• DATA RECORDS:
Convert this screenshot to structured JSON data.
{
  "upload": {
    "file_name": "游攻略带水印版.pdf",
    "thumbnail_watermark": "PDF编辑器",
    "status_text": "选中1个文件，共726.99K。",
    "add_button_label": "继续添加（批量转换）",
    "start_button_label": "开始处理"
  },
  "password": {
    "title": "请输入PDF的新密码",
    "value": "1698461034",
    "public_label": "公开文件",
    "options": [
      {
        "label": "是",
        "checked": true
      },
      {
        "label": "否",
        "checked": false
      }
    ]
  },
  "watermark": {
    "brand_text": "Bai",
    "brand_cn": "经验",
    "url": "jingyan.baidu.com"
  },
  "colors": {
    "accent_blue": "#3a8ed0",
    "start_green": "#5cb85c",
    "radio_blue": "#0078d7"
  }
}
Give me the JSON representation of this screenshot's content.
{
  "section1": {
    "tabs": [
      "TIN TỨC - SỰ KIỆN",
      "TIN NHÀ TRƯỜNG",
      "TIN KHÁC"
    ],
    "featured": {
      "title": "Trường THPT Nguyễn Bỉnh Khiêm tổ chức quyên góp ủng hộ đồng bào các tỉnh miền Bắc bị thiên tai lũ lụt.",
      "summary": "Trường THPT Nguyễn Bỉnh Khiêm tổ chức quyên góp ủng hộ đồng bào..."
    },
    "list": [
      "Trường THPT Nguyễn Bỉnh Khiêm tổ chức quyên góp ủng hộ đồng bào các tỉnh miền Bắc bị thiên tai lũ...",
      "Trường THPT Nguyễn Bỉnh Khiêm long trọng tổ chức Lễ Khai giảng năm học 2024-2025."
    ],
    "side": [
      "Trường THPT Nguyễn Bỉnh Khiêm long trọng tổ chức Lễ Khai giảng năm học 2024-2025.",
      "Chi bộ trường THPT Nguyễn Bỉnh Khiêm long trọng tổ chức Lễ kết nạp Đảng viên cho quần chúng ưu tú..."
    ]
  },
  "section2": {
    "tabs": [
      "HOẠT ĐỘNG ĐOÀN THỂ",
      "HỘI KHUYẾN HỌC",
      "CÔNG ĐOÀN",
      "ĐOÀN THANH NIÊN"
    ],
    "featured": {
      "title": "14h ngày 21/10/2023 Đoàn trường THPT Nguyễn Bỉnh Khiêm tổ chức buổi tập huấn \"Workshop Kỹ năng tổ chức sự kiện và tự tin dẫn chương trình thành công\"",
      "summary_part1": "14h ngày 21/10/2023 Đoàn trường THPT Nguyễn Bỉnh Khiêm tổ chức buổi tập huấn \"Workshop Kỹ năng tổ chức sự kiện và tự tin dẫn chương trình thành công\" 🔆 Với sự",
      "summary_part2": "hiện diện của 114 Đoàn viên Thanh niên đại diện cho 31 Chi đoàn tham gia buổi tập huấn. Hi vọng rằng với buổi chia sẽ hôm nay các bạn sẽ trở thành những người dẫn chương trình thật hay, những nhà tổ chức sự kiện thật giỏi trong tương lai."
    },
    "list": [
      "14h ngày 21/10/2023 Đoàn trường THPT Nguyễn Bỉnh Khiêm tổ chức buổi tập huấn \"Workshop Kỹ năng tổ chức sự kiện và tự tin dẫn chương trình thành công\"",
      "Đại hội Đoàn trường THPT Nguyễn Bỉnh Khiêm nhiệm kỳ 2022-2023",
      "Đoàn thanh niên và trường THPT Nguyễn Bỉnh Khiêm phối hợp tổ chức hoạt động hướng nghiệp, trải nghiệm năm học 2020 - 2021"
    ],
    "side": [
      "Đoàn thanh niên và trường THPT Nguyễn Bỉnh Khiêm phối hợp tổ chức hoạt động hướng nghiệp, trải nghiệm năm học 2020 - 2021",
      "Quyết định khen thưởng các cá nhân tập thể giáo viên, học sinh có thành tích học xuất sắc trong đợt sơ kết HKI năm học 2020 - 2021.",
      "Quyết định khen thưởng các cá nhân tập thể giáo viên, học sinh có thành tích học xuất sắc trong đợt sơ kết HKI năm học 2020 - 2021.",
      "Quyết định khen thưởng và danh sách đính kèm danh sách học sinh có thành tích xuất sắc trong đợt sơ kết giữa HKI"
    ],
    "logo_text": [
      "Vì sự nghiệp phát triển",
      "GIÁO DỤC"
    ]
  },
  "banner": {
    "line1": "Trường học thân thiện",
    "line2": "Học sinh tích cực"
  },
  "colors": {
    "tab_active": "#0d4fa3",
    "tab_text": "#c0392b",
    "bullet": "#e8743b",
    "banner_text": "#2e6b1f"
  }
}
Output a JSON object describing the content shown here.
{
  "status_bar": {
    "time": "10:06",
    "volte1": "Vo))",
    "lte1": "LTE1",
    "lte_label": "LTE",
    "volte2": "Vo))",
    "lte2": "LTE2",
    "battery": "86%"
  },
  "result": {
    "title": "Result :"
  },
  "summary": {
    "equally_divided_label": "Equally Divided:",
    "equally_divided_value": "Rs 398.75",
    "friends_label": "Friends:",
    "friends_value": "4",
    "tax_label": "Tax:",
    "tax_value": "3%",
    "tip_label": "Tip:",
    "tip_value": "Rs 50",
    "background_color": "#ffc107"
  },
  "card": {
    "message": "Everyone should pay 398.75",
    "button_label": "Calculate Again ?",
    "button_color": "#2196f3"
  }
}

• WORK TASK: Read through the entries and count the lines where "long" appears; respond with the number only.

• TASK ANSWER: 3